ORLANDO, FL — Produce exports are critically important to Mexico, according to José Calzada, the country’s secretary of agriculture.

Calzada heads SAGARPA, which is the national secretariat for agriculture, ranching, rural development, fish and nutrition. In 2015, Mexico had $26.6 billion in agricultural exports. Of that, $22.9 billion were sales to the U.S. market.  

Calzada is working to build export sales not only to the United States but also to many other customers around the world.

On Oct. 15, at the PMA Fresh Summit, Calzada sat with The Produce News to discuss the development of this program.

Jose-Calzada-PMAJosé Calzada, Mexico’s secretary of agriculture, in SAGARPA’s booth at the PMA Fresh Summit.“I always tell the Mexicans that we have to move from volume to value,” he said. “We used to be concerned with traditional crops, but we are moving to more innovative, technologically advanced producing systems.”

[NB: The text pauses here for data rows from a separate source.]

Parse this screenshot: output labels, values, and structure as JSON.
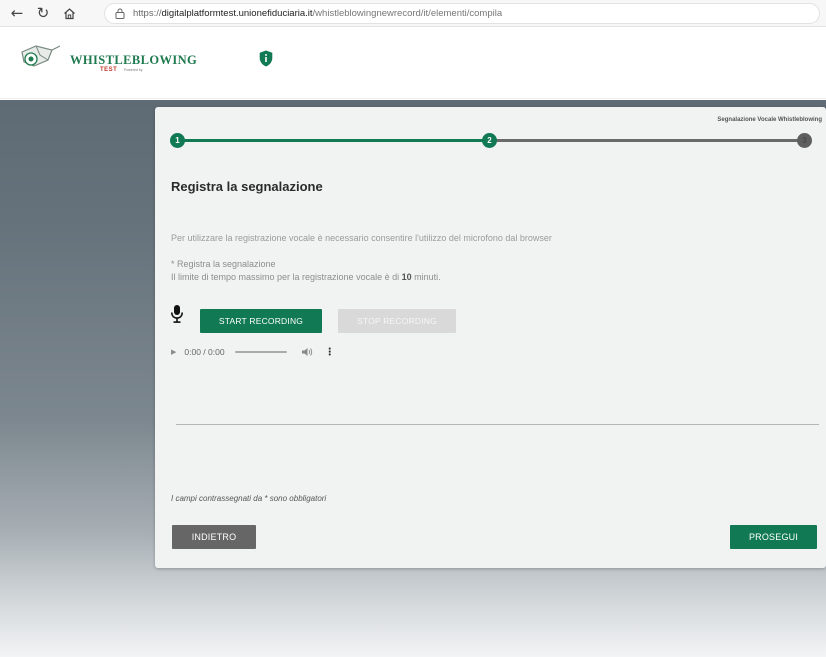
{
  "browser": {
    "url_scheme": "https://",
    "url_domain": "digitalplatformtest.unionefiduciaria.it",
    "url_path": "/whistleblowingnewrecord/it/elementi/compila"
  },
  "header": {
    "brand_name": "WHISTLEBLOWING",
    "brand_env": "TEST",
    "powered_by": "Powered by ",
    "shield_icon": "shield-info-icon"
  },
  "stepper": {
    "title": "Segnalazione Vocale Whistleblowing",
    "steps": [
      {
        "number": "1",
        "state": "done"
      },
      {
        "number": "2",
        "state": "current"
      },
      {
        "number": "3",
        "state": "todo"
      }
    ]
  },
  "form": {
    "section_title": "Registra la segnalazione",
    "info_text": "Per utilizzare la registrazione vocale è necessario consentire l'utilizzo del microfono dal browser",
    "required_label": "* Registra la segnalazione",
    "limit_prefix": "Il limite di tempo massimo per la registrazione vocale è di ",
    "limit_value": "10",
    "limit_suffix": " minuti.",
    "start_label": "START RECORDING",
    "stop_label": "STOP RECORDING",
    "player_time": "0:00 / 0:00",
    "mandatory_note": "I campi contrassegnati da * sono obbligatori"
  },
  "actions": {
    "back_label": "INDIETRO",
    "next_label": "PROSEGUI"
  },
  "colors": {
    "primary_green": "#117a55",
    "disabled_gray": "#d9d9d9",
    "back_gray": "#666666"
  }
}
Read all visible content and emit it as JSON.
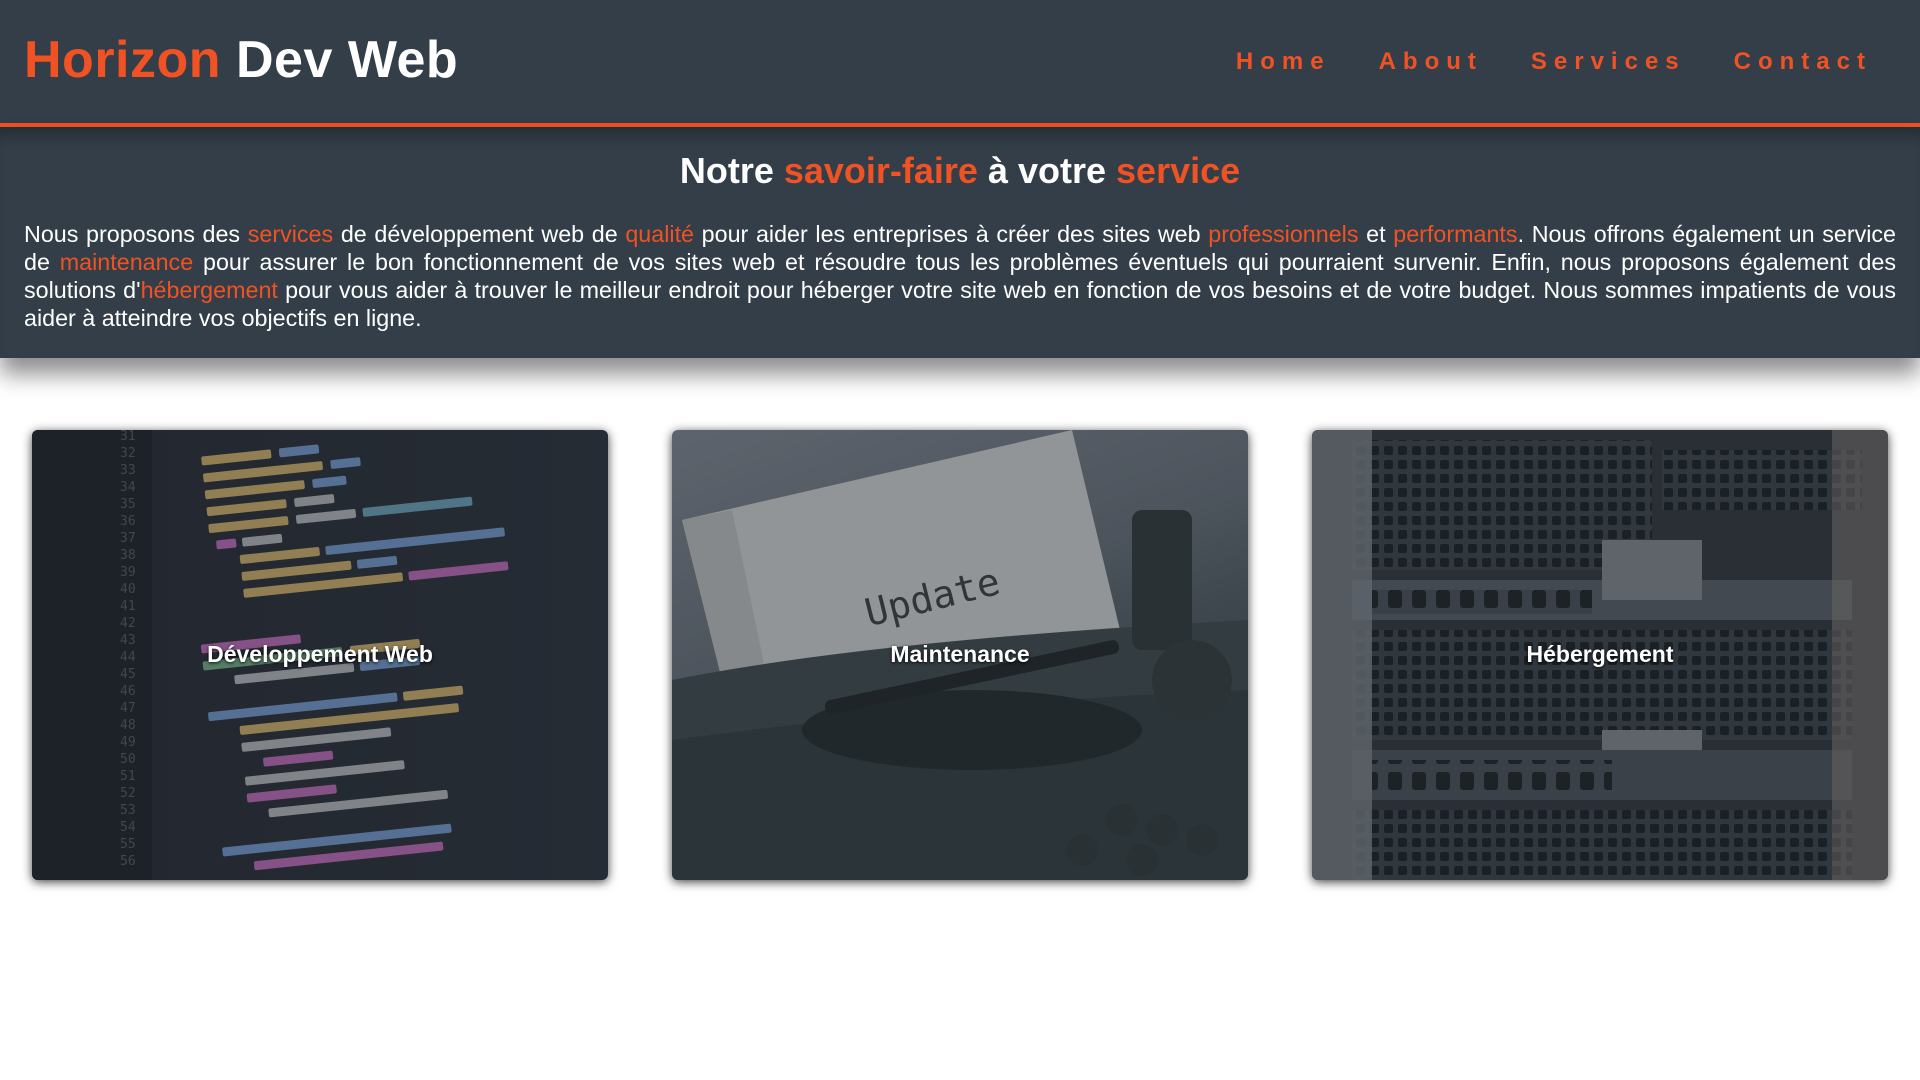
{
  "header": {
    "logo_accent": "Horizon",
    "logo_rest": " Dev Web",
    "nav": [
      {
        "label": "Home"
      },
      {
        "label": "About"
      },
      {
        "label": "Services"
      },
      {
        "label": "Contact"
      }
    ]
  },
  "intro": {
    "heading": {
      "part1": "Notre ",
      "part2": "savoir-faire",
      "part3": " à votre ",
      "part4": "service"
    },
    "paragraph": {
      "t1": "Nous proposons des ",
      "a1": "services",
      "t2": " de développement web de ",
      "a2": "qualité",
      "t3": " pour aider les entreprises à créer des sites web ",
      "a3": "professionnels",
      "t4": " et ",
      "a4": "performants",
      "t5": ". Nous offrons également un service de ",
      "a5": "maintenance",
      "t6": " pour assurer le bon fonctionnement de vos sites web et résoudre tous les problèmes éventuels qui pourraient survenir. Enfin, nous proposons également des solutions d'",
      "a6": "hébergement",
      "t7": " pour vous aider à trouver le meilleur endroit pour héberger votre site web en fonction de vos besoins et de votre budget. Nous sommes impatients de vous aider à atteindre vos objectifs en ligne."
    }
  },
  "cards": [
    {
      "title": "Développement Web",
      "image": "code-editor-image"
    },
    {
      "title": "Maintenance",
      "image": "typewriter-update-image"
    },
    {
      "title": "Hébergement",
      "image": "server-rack-image"
    }
  ],
  "colors": {
    "accent": "#f05224",
    "header_bg": "#333e48",
    "text": "#ffffff"
  }
}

The exports of fruits and vegetables has advanced a great deal “because we have good producers” who use innovation and technology. “We have got to stay on that path.”

Calzada is a strong supporter of the Trans Pacific Partnership, or TPP, which he describes as “a better NAFTA” because it involves more nations and more producers. Forty percent of the world’s gross domestic product is represented in the TPP discussions, he noted.

Calzada said Mexico and the United States “have a relationship that is very good,” noting that he works closely with USDA Secretary Tom Vilsack. Two current matters under way are to admit shipments of avocados from the Mexican state of Jalisco and a deal with swine trade.

In early November, Calzada will lead a weeklong trade tour to Argentina and Chile “to look for what we can sell. We want an exchange of information.”

In mid-May, Calzada and Raúl Urteaga, SAGARPA’s general coordinator for international affairs, led 46 Mexican food exporters on a trade tour to the Arabic Peninsula. This involved meetings in Saudi Arabia, the United Arab Emirates Kuwait and Qatar. Among the Mexican products to catch a boost in export business from this trip were avocados, beef and honey, Calzada said.

Mexican food exports to Canada and China are established and “also, we have new markets in Europe, especially for fruits,” he said.

In 2014, Mexico exported agricultural products worth $2.5 million to the new Chinese market. That figure is expected to reach $100 million in five years, he said. Japan and South Korea are other key and growing export markets.

SAGARPA is hosting a major food export fair in Mexico City Dec. 8-10, 2016.